[[ Source data, beginning ]]
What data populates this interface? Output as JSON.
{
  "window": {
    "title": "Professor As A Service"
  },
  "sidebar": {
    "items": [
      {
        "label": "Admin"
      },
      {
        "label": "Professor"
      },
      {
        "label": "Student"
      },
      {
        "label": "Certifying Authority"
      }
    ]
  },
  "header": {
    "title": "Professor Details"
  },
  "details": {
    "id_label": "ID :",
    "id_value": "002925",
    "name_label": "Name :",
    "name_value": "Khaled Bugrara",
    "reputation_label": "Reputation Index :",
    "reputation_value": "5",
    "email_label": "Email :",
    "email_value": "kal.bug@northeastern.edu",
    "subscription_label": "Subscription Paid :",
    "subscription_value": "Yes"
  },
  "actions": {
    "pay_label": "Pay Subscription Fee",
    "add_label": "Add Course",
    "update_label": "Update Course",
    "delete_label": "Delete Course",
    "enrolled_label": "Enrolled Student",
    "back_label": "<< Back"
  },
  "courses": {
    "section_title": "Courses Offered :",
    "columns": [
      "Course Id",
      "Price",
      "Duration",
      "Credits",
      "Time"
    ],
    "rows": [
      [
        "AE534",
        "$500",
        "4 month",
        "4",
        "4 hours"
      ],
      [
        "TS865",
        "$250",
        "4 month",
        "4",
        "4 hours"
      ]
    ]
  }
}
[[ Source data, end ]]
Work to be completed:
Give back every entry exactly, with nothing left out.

Response to this exercise:
What data populates this interface? Output as JSON.
{
  "window": {
    "title": "Professor As A Service"
  },
  "sidebar": {
    "items": [
      {
        "label": "Admin"
      },
      {
        "label": "Professor"
      },
      {
        "label": "Student"
      },
      {
        "label": "Certifying Authority"
      }
    ]
  },
  "header": {
    "title": "Professor Details"
  },
  "details": {
    "id_label": "ID :",
    "id_value": "002925",
    "name_label": "Name :",
    "name_value": "Khaled Bugrara",
    "reputation_label": "Reputation Index :",
    "reputation_value": "5",
    "email_label": "Email :",
    "email_value": "kal.bug@northeastern.edu",
    "subscription_label": "Subscription Paid :",
    "subscription_value": "Yes"
  },
  "actions": {
    "pay_label": "Pay Subscription Fee",
    "add_label": "Add Course",
    "update_label": "Update Course",
    "delete_label": "Delete Course",
    "enrolled_label": "Enrolled Student",
    "back_label": "<< Back"
  },
  "courses": {
    "section_title": "Courses Offered :",
    "columns": [
      "Course Id",
      "Price",
      "Duration",
      "Credits",
      "Time"
    ],
    "rows": [
      [
        "AE534",
        "$500",
        "4 month",
        "4",
        "4 hours"
      ],
      [
        "TS865",
        "$250",
        "4 month",
        "4",
        "4 hours"
      ]
    ]
  }
}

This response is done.